Last updated: 23 February 2011
Welsh painter Gwen John lived the majority of her life in France, was model and lover to renowned sculptor Auguste Rodin and was the sister of flamboyant artist Augustus John.
Gwen John was born in 1876 in Haverfordwest, Pembrokeshire, the second of four children. The John family moved to Tenby while she was in her infancy, where her younger brother Augustus was born in 1878.
Gwen followed Augustus to study at the Slade School in London between the years of 1895-1898. The siblings shared living quarters during their time at the school.
In 1898 Gwen visited Paris for the first time. After her graduation she briefly worked with the highly fashionable American-born painter, artist and etcher James Whistler in Paris and studied at his Académie Carmen. She returned to London in 1899, exhibiting her work for the first time in 1900.
Three years later Gwen returned to France with friend Dorelia McNeill, who would later become Augustus's second wife. She found work as an artist's model in Paris, and lived in the city from 1904.
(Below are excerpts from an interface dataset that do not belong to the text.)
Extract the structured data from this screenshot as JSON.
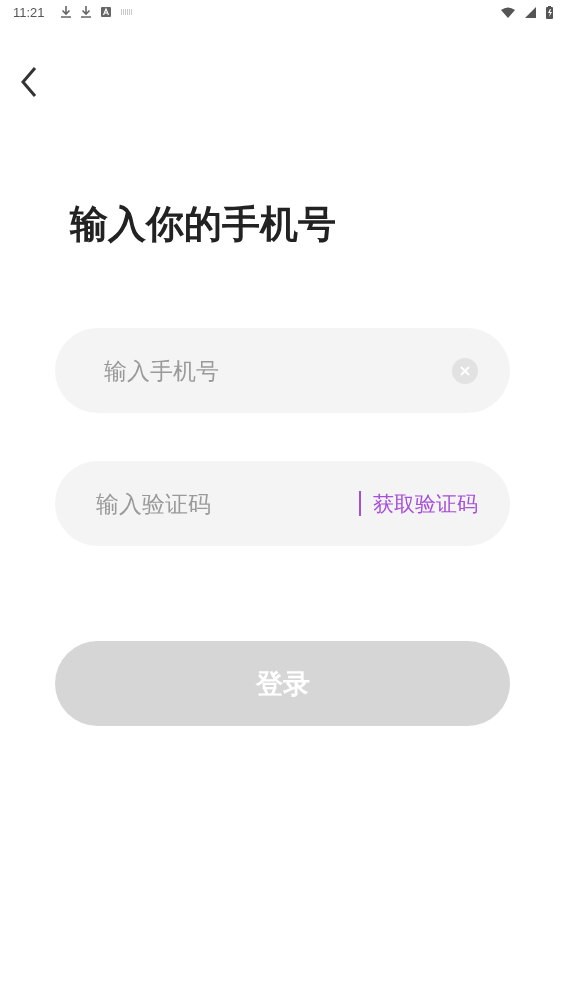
{
  "status_bar": {
    "time": "11:21"
  },
  "title": "输入你的手机号",
  "phone_field": {
    "placeholder": "输入手机号"
  },
  "code_field": {
    "placeholder": "输入验证码",
    "action": "获取验证码"
  },
  "login_button": {
    "label": "登录",
    "disabled": true
  }
}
In contrast to her brother, Gwen was fastidious, contemplative and slow-working; her first paintings there were of cats, self-portraits and of the interior of her own room. She began modelling for Auguste Rodin in 1904, and subsequently became his lover. Despite the 36 year age gap Gwen became obsessively attached to the painter, her passion unabated in the ten year long love affair.
In 1910 she moved to the Parisian suburb of Meudon where Rodin lived and where she was to spend the rest of her life. It was in this suburb that she met the noted American art collector John Quinn who would become her patron. She also entered the Catholic Church during this period which gave the artist, inclined to self-neglect and isolation, a sense of solace, especially so as her turbulent relationship with Rodin ebbed away.
Gwen developed a unique style of painting depicting what was close to her. After the death of Rodin in 1917, her religious belief became the centre of her life. She exhibited for the first time in Paris in 1919 and did so regularly afterwards until the mid 1920s. After this time she became increasingly isolated and produced little, perhaps as a result of Quinn's death in 1924.
In 1926 she began a romantic relationship with Véra Oumançoff, though the latter ended the affair some four years later. Gwen's artistic output drastically reduced towards the end of her life, with no evidence to suggest that she produced anything in her final years.
Gwen's life ended in Dieppe in September 1939, the artist dying virtually unknown at the age of 63. She had prepared her will before her journey to the sea, a region she had visited many times, taking only this and instructions for her burial on her visit.
Though constantly overshadowed by the fame of her younger brother in her lifetime, Gwen John has become a celebrated painter of international renown. She left behind more than two hundred paintings and approximately 1,000 sketches.